How to Improve Your SSAT/ISEE Scores Before the Admissions Deadlines this Winter
With private school admissions deadlines approaching, we sat down with Premium Tutor and SSAT/ISEE curriculum writer Matthew Kiesner to answer some parent FAQs about the tests. For reference, here are our SSAT and ISEE Quick Facts sheets!
Do you have any general advice for parents of students taking the SSAT or ISEE?
The advice is really going to vary depending on which test. For the SSAT, know your options. Students can take the Jan 7th and Feb 4th paper test. There is also a paper-based flex test that can be scheduled on demand, and the digital at-home SSAT is available on most weekends. I would suggest planning to test more than once.
For the ISEE, there are only three testing seasons. The fall season is done and the Spring season is too far past application deadlines, so a student can only take the ISEE once during the current winter season.
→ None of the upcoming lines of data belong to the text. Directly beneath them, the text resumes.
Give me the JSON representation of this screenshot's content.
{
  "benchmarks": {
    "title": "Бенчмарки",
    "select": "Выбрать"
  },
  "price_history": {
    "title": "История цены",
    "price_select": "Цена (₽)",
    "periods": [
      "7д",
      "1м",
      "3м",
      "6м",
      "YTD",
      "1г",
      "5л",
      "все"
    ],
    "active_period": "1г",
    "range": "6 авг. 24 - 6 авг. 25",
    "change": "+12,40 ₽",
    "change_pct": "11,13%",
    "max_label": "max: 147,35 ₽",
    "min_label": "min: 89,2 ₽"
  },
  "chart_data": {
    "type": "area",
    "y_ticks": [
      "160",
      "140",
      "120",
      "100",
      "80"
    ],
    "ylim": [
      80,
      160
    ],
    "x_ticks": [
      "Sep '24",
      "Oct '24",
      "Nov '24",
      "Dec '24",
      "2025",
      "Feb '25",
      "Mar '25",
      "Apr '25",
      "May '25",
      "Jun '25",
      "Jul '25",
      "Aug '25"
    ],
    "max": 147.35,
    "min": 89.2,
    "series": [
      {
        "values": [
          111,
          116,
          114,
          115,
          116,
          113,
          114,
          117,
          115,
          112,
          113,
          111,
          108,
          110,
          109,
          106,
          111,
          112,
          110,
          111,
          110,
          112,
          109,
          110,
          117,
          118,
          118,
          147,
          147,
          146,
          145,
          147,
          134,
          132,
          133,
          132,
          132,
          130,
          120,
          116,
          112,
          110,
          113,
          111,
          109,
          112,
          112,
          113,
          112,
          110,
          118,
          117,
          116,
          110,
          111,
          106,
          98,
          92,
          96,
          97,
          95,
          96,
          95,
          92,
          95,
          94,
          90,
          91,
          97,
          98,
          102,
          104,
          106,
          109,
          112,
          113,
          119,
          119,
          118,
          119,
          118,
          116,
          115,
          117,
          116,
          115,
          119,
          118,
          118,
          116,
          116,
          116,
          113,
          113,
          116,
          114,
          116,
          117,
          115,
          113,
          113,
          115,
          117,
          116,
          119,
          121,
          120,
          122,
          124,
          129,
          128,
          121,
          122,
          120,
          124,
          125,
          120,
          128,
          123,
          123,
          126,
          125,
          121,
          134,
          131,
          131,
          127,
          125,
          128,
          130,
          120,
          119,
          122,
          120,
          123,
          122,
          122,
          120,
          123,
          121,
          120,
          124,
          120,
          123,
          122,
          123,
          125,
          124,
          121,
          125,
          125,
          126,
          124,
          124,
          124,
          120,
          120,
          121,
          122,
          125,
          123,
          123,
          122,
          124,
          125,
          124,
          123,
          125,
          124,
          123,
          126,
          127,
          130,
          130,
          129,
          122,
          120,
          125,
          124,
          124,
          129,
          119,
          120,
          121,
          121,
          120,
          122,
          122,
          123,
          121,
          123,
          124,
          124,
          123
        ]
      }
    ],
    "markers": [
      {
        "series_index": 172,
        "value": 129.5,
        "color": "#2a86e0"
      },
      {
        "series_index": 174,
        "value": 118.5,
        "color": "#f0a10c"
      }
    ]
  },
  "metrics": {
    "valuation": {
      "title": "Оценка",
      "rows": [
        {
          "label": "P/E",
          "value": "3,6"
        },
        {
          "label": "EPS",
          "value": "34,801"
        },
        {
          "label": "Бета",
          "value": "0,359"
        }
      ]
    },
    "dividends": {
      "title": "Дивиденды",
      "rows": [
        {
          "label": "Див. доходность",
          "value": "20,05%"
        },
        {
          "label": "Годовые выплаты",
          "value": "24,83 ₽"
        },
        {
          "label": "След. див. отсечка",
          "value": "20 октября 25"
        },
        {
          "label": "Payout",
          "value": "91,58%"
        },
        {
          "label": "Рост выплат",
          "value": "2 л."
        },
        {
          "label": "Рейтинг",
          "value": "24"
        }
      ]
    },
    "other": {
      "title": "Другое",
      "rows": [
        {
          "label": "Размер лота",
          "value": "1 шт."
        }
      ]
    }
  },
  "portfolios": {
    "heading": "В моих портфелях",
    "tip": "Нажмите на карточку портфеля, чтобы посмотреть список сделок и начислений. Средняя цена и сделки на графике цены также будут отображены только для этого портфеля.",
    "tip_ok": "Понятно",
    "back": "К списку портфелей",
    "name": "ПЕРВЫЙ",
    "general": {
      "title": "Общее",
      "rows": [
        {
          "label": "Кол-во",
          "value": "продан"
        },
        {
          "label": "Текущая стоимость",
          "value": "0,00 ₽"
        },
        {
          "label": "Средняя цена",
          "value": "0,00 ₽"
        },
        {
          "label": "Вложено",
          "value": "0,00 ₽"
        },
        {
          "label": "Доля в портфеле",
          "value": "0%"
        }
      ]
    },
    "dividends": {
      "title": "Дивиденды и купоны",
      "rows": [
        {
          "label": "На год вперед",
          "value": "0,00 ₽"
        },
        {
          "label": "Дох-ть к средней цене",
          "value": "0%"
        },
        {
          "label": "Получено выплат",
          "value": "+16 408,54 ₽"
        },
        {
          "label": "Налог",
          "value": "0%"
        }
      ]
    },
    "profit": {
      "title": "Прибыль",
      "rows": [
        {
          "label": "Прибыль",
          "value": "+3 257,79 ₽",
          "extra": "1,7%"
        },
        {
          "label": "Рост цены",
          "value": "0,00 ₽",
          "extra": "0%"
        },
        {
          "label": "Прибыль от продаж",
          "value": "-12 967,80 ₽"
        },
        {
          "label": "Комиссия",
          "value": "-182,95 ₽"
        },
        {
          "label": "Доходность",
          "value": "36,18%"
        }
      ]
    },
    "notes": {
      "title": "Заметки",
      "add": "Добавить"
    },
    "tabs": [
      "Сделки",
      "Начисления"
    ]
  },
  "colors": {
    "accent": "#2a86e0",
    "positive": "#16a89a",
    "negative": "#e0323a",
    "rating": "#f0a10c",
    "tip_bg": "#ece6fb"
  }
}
When are application deadlines?
This will vary by school and region, but a good generalization would be Feb 1st. Many schools will take the Feb 4th SSAT scores if you send them as soon as they are available.
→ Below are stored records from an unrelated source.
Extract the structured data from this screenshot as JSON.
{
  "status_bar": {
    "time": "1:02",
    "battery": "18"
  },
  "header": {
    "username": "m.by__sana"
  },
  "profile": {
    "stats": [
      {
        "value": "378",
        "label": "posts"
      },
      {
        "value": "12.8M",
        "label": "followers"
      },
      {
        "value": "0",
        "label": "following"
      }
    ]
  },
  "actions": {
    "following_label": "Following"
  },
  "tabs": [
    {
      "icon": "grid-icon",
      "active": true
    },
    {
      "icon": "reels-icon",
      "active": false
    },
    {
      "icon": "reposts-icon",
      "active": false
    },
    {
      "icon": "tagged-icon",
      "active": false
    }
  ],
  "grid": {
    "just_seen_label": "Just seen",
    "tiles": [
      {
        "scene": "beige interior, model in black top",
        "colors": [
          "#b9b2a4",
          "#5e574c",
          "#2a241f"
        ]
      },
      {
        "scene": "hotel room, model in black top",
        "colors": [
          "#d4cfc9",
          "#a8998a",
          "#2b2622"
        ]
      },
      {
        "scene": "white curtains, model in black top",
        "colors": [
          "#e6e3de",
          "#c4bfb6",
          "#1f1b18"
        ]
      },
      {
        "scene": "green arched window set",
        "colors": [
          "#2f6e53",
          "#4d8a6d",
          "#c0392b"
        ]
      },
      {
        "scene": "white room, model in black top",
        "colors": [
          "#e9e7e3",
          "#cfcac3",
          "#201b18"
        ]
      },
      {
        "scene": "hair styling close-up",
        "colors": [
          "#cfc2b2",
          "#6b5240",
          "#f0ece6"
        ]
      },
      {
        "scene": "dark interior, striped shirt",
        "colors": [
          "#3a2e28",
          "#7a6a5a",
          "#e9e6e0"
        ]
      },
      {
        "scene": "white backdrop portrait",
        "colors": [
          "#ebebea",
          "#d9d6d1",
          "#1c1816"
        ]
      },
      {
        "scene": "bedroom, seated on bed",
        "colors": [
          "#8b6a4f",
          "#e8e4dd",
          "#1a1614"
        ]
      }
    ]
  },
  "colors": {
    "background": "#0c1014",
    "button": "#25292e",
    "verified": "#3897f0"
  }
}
What should I do if my student’s score is in a lower percentile than expected?
It’s important to understand that the percentiles are not offering a nationwide ranking, as the pool of students only includes those taking the SSAT. All and all, they tend to be a highly motivated and prepared bunch. It’s also very rare for a school to state a firm cutoff percentile, as the school needs a variety of students to create a student body. Special interests–such as sports, music, theater, and debate–can add a lot of value to the student’s admission portfolio.
But my student does well in school. Why would their score not reflect that?
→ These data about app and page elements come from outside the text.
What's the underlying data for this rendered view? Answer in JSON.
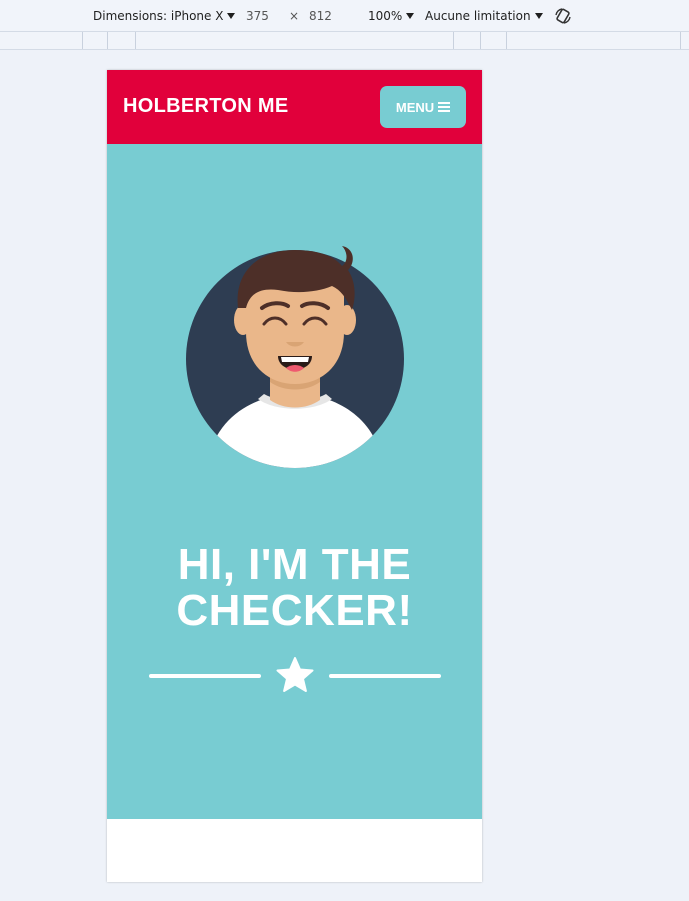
{
  "devtools": {
    "dimensions_label": "Dimensions: iPhone X",
    "width": "375",
    "separator": "×",
    "height": "812",
    "zoom": "100%",
    "throttle": "Aucune limitation",
    "rotate_icon": "rotate-icon"
  },
  "site": {
    "title": "HOLBERTON ME",
    "menu_label": "MENU",
    "menu_icon": "hamburger-icon",
    "hero_title_line1": "HI, I'M THE",
    "hero_title_line2": "CHECKER!",
    "divider_icon": "star-icon"
  },
  "colors": {
    "header": "#e1003b",
    "hero": "#78ccd2",
    "avatar_bg": "#2e3d52",
    "white": "#ffffff"
  }
}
Neither the SSAT nor the ISEE are well aligned to school curriculum. Both include math content that will likely extend beyond a student’s grade level. Additionally, the analogies on the SSAT and the sentence completions and quantitative comparisons on the ISEE are question types rarely used in schools. It’s fair to acknowledge that both of these tests are idiosyncratic and out-of-sync with many widely used curriculum. However, they are both coachable and with practice and instruction, many students are able to meet their true potential.
What might a tutoring plan look like?
The first step would be to determine baseline percentiles, either by using a practice test or by looking at scores from a previous official test. The next step would be to figure out whether the student is missing content, strategies, or both. Tutoring sessions will be tailored to your student’s specific needs with focused instruction and practice.
Schedule a call with an Applerouth Advisor to discuss SSAT and ISEE tutoring options for your child. Your Advisor will help you build a customized plan and let you know how you can get up to 6 free hours of tutoring when you enroll in private prep during our #DecemberDeal.